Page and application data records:
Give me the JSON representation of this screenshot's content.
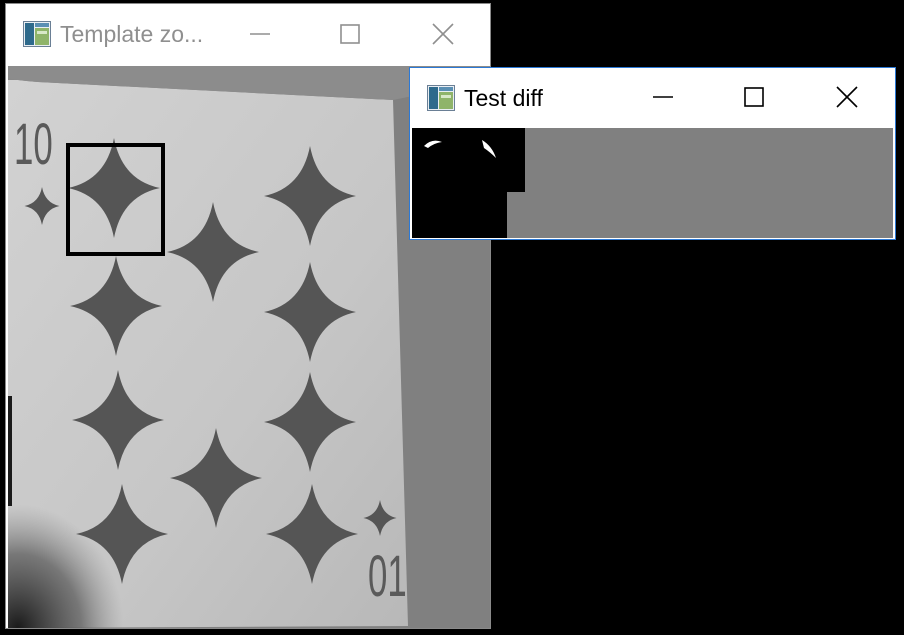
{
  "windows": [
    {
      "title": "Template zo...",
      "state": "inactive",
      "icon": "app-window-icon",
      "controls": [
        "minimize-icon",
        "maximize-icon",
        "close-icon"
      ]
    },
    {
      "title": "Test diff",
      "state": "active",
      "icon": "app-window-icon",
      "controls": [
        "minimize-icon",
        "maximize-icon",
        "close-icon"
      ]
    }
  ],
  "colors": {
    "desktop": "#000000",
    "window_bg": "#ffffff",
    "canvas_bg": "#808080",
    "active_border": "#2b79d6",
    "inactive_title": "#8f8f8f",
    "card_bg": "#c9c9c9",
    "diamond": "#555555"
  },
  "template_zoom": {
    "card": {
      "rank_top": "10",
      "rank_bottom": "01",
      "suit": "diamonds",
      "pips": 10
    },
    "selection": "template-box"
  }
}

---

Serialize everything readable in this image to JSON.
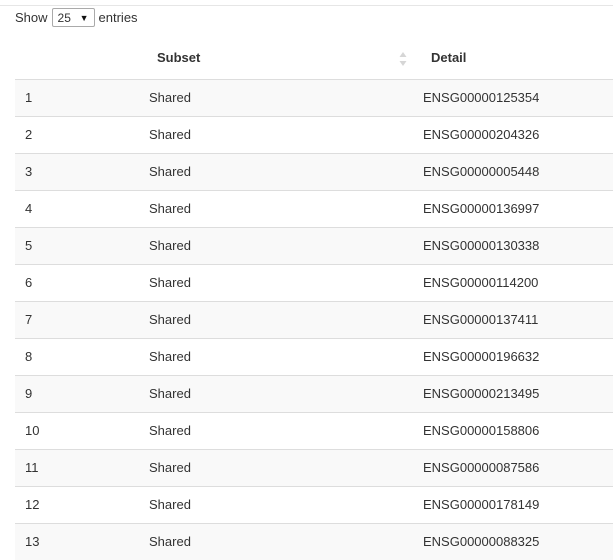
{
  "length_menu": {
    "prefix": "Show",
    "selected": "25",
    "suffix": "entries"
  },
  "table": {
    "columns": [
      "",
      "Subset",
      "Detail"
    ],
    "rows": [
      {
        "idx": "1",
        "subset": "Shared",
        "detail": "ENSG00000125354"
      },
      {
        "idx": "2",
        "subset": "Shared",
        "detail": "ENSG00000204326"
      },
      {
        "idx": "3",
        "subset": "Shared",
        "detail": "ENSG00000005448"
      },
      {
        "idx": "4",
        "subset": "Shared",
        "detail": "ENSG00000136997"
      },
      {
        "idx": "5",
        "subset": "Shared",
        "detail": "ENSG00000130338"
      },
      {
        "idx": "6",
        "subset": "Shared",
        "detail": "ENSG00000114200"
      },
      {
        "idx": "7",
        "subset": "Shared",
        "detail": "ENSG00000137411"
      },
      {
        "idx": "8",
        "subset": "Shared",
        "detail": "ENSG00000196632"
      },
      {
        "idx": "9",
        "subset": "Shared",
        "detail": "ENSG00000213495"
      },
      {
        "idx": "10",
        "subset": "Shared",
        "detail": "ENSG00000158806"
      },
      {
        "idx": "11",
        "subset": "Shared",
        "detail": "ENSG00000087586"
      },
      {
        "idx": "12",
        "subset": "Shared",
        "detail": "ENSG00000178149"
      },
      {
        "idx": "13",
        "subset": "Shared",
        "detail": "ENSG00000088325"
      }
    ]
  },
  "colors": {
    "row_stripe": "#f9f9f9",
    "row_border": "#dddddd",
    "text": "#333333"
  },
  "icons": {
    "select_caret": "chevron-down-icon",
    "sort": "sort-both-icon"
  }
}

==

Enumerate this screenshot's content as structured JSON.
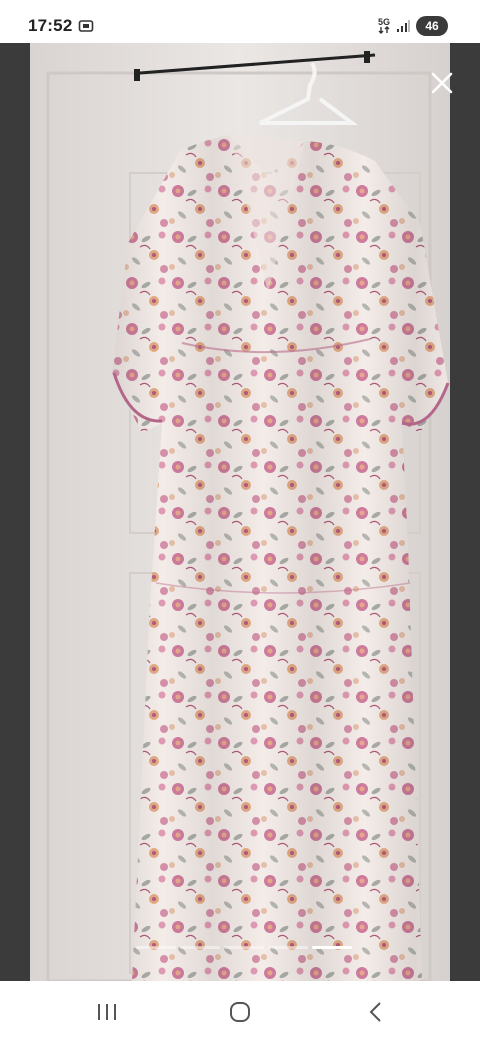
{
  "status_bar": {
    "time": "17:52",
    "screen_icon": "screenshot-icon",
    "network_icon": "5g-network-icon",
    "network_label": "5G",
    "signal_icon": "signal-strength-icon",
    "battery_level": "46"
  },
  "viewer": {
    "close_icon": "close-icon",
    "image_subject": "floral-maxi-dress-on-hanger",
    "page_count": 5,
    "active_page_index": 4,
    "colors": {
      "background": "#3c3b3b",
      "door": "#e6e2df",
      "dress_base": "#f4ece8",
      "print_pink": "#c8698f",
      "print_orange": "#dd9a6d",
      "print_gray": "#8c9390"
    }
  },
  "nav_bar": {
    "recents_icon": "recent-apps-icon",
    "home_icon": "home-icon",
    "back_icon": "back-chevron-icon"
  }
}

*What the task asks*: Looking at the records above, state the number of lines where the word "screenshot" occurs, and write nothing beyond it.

*Your response*: 3